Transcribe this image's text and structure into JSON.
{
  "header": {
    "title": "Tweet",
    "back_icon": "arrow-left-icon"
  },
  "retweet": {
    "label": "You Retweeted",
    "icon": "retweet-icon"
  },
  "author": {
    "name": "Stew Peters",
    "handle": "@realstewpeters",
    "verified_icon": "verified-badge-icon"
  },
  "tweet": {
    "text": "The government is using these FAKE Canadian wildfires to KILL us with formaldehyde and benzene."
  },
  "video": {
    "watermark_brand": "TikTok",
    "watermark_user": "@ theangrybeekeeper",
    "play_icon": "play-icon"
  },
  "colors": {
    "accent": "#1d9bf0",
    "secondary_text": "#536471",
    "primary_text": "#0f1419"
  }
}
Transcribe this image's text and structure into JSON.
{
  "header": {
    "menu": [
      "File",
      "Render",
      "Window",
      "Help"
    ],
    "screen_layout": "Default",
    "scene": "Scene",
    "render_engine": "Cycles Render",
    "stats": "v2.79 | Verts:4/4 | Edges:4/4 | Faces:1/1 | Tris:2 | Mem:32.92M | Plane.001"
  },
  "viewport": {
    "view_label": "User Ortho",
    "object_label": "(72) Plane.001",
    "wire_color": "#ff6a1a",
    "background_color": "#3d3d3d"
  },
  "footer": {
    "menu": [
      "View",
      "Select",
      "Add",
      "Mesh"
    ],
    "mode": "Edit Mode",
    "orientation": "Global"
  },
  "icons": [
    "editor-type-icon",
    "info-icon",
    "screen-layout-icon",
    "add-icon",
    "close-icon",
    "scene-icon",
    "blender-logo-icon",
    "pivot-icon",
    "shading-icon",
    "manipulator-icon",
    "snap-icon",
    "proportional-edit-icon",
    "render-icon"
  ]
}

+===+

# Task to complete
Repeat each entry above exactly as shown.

# Worked solution
Transcribe this image's text and structure into JSON.
{
  "header": {
    "title": "Tweet",
    "back_icon": "arrow-left-icon"
  },
  "retweet": {
    "label": "You Retweeted",
    "icon": "retweet-icon"
  },
  "author": {
    "name": "Stew Peters",
    "handle": "@realstewpeters",
    "verified_icon": "verified-badge-icon"
  },
  "tweet": {
    "text": "The government is using these FAKE Canadian wildfires to KILL us with formaldehyde and benzene."
  },
  "video": {
    "watermark_brand": "TikTok",
    "watermark_user": "@ theangrybeekeeper",
    "play_icon": "play-icon"
  },
  "colors": {
    "accent": "#1d9bf0",
    "secondary_text": "#536471",
    "primary_text": "#0f1419"
  }
}
Transcribe this image's text and structure into JSON.
{
  "header": {
    "menu": [
      "File",
      "Render",
      "Window",
      "Help"
    ],
    "screen_layout": "Default",
    "scene": "Scene",
    "render_engine": "Cycles Render",
    "stats": "v2.79 | Verts:4/4 | Edges:4/4 | Faces:1/1 | Tris:2 | Mem:32.92M | Plane.001"
  },
  "viewport": {
    "view_label": "User Ortho",
    "object_label": "(72) Plane.001",
    "wire_color": "#ff6a1a",
    "background_color": "#3d3d3d"
  },
  "footer": {
    "menu": [
      "View",
      "Select",
      "Add",
      "Mesh"
    ],
    "mode": "Edit Mode",
    "orientation": "Global"
  },
  "icons": [
    "editor-type-icon",
    "info-icon",
    "screen-layout-icon",
    "add-icon",
    "close-icon",
    "scene-icon",
    "blender-logo-icon",
    "pivot-icon",
    "shading-icon",
    "manipulator-icon",
    "snap-icon",
    "proportional-edit-icon",
    "render-icon"
  ]
}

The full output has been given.